Farmers packed the Statehouse on Monday to beg Gov. Nikki Haley to ask Congress for money to offset their estimated $376 million in losses from last month's historic flooding.
But the Republican governor is unwavering in her refusal.
Farmers should have federally subsidized crop insurance, and under-insured farmers shouldn't be bailed out, her office said.
Last week, Haley asked the state's congressional delegation for $140 million to help homeowners, many of whom had no flood insurance. Her letter did not include any direct aid for farmers. Instead, she asked the U.S. Department of Agriculture to expedite insurance payments to farmers.
"The governor does not believe we should treat farmers differently than any other business owner in South Carolina," said her spokeswoman Chaney Adams.
Her stance puts her at odds with GOP Agriculture Commissioner Hugh Weathers and Republican legislators. A Senate panel studying the storm's cost voted unanimously before the farmers' news conference to send Haley a letter urging her to change her mind. At the event, several Republican House members took the podium to ask her to sign the request.
Even for those with insurance, payments won't come close to covering farmers' costs, Weathers said.
"If every farm in South Carolina had picked the best crop insurance options available, the insurance proceeds still would not cover the basic cost of putting that acre of corn, cotton, soybeans in the ground," Weathers told the Senate panel.
Losses didn't stop with the initial flooding. While the Oct. 2-5 storm that dumped 2 feet of rain on parts of the state did the bulk of the damage, the continued rainfall worsened the problem, as crops rotted in the fields, Weathers said.
The estimated losses include $330 million worth of crops destroyed or damaged in the field at harvest time and $46 million in winter crops that can't be planted in the muck, Weathers said.
While Haley's advocacy wouldn't automatically cause Congress to put the money in the federal budget, a request won't be seriously considered without her backing, Weathers said.
"Please request the funds and help save our communities," said fourth-generation farmer Jeremy Cannon of Turbeville, who was among hundreds of farmers who crowded outside Haley's office. "There is no revenue. We need your help, and we need it fast."
State Farm Bureau President Harry Ott, elected to the job Saturday, said farms are different than other small businesses.

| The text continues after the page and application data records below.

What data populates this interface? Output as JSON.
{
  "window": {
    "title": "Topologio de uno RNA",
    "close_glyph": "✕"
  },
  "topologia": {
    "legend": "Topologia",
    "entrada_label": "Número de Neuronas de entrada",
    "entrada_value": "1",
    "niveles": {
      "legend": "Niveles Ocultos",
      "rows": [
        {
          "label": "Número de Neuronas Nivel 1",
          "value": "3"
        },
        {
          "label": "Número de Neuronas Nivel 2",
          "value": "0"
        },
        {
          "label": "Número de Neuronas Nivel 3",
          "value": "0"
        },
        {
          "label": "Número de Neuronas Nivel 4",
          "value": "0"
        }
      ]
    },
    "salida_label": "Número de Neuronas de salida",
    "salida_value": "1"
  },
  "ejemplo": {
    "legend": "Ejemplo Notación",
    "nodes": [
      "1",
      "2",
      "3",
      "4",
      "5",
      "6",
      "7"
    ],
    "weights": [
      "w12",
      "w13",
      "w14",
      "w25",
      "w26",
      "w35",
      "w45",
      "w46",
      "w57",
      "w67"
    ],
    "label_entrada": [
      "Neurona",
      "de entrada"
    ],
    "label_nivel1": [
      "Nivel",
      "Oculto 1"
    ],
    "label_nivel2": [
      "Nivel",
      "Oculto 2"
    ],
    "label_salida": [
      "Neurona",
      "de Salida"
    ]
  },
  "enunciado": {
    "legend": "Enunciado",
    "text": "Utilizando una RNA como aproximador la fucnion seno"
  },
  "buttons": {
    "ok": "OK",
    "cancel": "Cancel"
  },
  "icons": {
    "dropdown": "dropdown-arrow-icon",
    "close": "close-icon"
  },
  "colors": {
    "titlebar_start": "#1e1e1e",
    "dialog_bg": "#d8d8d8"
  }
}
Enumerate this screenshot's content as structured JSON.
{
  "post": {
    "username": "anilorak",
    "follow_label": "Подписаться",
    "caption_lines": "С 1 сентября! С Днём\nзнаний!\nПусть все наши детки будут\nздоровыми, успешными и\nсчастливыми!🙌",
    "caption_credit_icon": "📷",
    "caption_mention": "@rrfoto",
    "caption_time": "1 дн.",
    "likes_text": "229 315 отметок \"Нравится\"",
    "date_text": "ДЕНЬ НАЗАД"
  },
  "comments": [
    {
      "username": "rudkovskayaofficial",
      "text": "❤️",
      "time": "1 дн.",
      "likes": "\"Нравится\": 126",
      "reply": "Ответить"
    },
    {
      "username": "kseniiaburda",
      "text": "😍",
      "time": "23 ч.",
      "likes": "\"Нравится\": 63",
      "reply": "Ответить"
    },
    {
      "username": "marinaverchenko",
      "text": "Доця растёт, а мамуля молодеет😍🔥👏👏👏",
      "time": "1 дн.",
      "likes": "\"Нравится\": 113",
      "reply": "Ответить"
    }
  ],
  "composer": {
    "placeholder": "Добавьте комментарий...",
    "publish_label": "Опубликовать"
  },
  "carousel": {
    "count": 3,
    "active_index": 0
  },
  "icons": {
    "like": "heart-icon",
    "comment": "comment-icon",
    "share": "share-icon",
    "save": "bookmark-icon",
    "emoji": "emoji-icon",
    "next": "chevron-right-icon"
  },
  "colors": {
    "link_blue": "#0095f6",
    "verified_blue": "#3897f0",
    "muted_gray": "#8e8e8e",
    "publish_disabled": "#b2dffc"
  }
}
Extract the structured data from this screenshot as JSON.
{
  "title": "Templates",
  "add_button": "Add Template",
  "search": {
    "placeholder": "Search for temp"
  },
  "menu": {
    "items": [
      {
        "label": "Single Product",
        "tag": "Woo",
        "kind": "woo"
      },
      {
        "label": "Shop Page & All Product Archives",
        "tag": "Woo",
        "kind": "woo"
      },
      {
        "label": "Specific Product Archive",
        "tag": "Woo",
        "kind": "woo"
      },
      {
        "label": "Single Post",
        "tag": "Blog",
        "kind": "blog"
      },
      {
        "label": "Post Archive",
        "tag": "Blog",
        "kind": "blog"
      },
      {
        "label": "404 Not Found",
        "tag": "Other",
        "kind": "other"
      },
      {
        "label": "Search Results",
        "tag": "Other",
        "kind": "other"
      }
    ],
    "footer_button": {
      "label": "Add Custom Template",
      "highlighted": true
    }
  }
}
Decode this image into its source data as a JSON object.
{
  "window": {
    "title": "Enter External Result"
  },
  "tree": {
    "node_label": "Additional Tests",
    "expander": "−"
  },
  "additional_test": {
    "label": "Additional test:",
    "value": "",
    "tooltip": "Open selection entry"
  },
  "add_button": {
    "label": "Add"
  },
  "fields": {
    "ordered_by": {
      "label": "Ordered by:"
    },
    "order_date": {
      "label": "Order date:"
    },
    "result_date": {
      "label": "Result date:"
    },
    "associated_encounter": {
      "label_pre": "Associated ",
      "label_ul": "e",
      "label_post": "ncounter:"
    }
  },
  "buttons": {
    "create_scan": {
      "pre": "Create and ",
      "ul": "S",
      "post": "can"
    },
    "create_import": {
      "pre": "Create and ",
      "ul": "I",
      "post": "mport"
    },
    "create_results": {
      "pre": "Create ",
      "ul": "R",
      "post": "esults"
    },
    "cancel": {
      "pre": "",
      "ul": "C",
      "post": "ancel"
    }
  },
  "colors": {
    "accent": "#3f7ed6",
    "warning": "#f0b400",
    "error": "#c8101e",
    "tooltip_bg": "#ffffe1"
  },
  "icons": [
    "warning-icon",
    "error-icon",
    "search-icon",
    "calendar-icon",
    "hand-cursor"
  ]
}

"We spend money 11 months out of the year so we can harvest one month of the year," said Ott, a St. Matthews farmer and the state House's former Democratic leader. "Unfortunately, this year the flood occurred right at harvest season."
Farm loans are coming due Dec. 31, and the banks will start sending out unpaid notices in January, he said.
"Without this federal assistance, there will be family farms foreclosed on, and generational farmers will find themselves with their property sold on the steps of the courthouse," Ott said.
Most of the state's 25,000 farmers were affected, he said.
Like other businesses, farmers can apply for emergency, low-interest loans from the federal government. But they must prove they can't get credit from a bank, while also showing they have the cash flow to pay for a loan. Many farmers already are deep in debt on fields where equipment literally can't "stand up," Weathers said. "It would sink in the mud."
Rep. Mac Toole, R-West Columbia, said farmers have had the worst possible year, with devastating floods following the summer's drought. Farmers are being forced to spend more money to harvest fewer acres of crops of diminishing worth, he said.
"If ever farmers needed assistance, this is the situation," he said.